Bank of England’s new powers could make things harder for first-time buyers

David Kingman analyses the decision to grant the Bank of England new powers to curb high loan-to-income mortgages, and what they could mean for first-time buyersHousing interest rates

The Bank of England is to be given new powers to limit the proportion of high loan-to-income mortgages that banks are allowed to lend, Chancellor George Osborne announced during his annual Mansion House speech on 12 June.

This move has been designed to help take some of the heat out of the housing market, although the upshot could be that it makes it more difficult for would-be first-time buyers to get on the housing ladder.

A modest proposal

Now that Britain’s economy is growing again, pressure is rising for the Bank of England to finally raise interest rates in order to prevent inflation. The Bank’s governor, Mark Carney, used his own speech at the Mansion House event to hint that he may raise rates later this year.

However, there appears to be a growing concern among policy-makers that rising interest rates could pose a new threat to the economy. As a result of Britain’s high house prices, many borrowers have had to take out very large mortgages in order to get on the housing ladder over recent years. Low interest rates have made this affordable, but a rate rise could potentially pull large numbers of overextended borrowers under water, dragging the banks down with them.

In his speech, George Osborne argued that Britain needed to be on guard against this threat: “Does the housing market pose an immediate threat to financial stability today? No, it doesn’t. Could it in the future? Yes, it could, especially if we don’t learn the lessons of the past. So we act now to insure ourselves against future problems before they can materialise.”

This chimed with the findings of a recent IMF review of Britain’s economy, which warned that: “House price inflation is particularly high in London, and is becoming more widespread. So far, there are few of the typical signs of a credit-led bubble. Nonetheless, a steady increase in the size of new mortgages compared with borrower incomes suggests that households are gradually becoming more vulnerable to income and interest rate shocks.”

So what is George Osborne proposing to do? Given the scale of the potential problem, his policy prescription was actually relatively modest. The Bank of England’s Financial Policy Committee (FPC) already has the power to recommend that banks should limit high loan-to-income mortgages to below a certain proportion of their overall lending (to reduce their exposure to overextended borrowers), but the Chancellor proposed that this should evolve into the power to force banks to do so. He even suggested that the FPC should be able to set a ceiling for a ratio between a borrower’s income and the size of their mortgage, although critics were quick to point out that this would need to be implemented in a manner which was sensitive to the regional differences in Britain’s housing market.

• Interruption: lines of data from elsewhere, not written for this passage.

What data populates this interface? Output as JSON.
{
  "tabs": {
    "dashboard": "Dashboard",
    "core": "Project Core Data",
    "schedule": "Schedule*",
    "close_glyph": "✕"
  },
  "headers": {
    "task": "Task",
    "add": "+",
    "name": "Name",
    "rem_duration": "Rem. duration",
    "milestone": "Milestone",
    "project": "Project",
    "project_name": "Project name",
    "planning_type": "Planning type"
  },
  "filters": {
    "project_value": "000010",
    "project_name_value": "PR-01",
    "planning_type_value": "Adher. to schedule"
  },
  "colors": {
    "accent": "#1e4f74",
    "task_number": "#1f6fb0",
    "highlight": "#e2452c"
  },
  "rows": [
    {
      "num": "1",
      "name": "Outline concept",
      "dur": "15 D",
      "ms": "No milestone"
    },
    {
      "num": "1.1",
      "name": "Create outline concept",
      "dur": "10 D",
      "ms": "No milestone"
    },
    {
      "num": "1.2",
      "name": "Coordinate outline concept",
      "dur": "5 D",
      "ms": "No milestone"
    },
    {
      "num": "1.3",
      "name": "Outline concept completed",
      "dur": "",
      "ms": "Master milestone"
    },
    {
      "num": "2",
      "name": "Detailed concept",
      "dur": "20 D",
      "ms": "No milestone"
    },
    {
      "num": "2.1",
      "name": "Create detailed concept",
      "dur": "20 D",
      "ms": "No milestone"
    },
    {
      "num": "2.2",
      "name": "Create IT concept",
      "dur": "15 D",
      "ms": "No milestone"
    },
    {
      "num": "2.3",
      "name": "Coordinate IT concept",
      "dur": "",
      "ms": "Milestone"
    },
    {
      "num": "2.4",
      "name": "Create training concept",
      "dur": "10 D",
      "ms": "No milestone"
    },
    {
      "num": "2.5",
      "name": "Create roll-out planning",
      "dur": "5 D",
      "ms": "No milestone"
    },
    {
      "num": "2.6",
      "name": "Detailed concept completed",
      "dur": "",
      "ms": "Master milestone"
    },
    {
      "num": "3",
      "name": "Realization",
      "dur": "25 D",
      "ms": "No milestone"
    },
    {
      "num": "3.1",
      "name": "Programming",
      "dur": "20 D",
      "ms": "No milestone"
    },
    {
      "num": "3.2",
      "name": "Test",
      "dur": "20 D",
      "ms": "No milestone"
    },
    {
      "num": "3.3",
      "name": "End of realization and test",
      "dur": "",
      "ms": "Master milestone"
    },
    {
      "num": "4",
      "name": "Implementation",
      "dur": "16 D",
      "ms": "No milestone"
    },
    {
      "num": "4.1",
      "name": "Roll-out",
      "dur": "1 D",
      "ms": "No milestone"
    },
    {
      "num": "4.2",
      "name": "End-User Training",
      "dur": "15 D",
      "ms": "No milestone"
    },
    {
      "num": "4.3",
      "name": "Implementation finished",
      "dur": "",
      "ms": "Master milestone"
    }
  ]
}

An idea to build on?

The initial response to George Osborne’s policy announcement was fairly mild, with representatives from the Council for Mortgage Lenders arguing that other measures – including the new affordability tests which borrowers have to pass before they can be approved, and the tougher requirements on capital limits – have already done a lot to reduce the threat posed by overextended borrowers.

This is good news from the point of view of the overall stability of the economy, but it leaves a much bigger question unanswered.

Why is next to nothing being done to address the root cause of this problem, which is high house prices? A main explanation why so many borrowers, especially first-time borrowers – who are likely to find it more difficult to get on the housing ladder if access to mortgages becomes increasingly restricted – have become overextended in the first place is because house prices are too high relative to incomes.

According to the ONS House Price Index, the ratio of house prices to earnings for the typical first-time buyer had increased from 2.5 times in 1969 to almost 4.5 times in 2012. Making it tougher for banks to lend to would-be borrowers can only be a sticking plaster solution at best, or as the IMF warned in the findings of their economic review quoted above:

“Macroprudential and monetary policies can only be temporary palliatives to an underlying problem… fundamentally, house prices are rising because demand outstrips supply.”

To his credit, George Osborne did announce plans to create an additional 200,000 new homes alongside giving the Bank new powers, but that is nowhere near the level of new construction needed to deal with current demand. Politicians are often accused of being afraid to take on the interests of influential NIMBY voters, but unless we build more houses, more and more of us will have to take on unsustainable levels of debt if we want to get on the property ladder – an outcome which is in nobody’s real interests, least of all the government’s.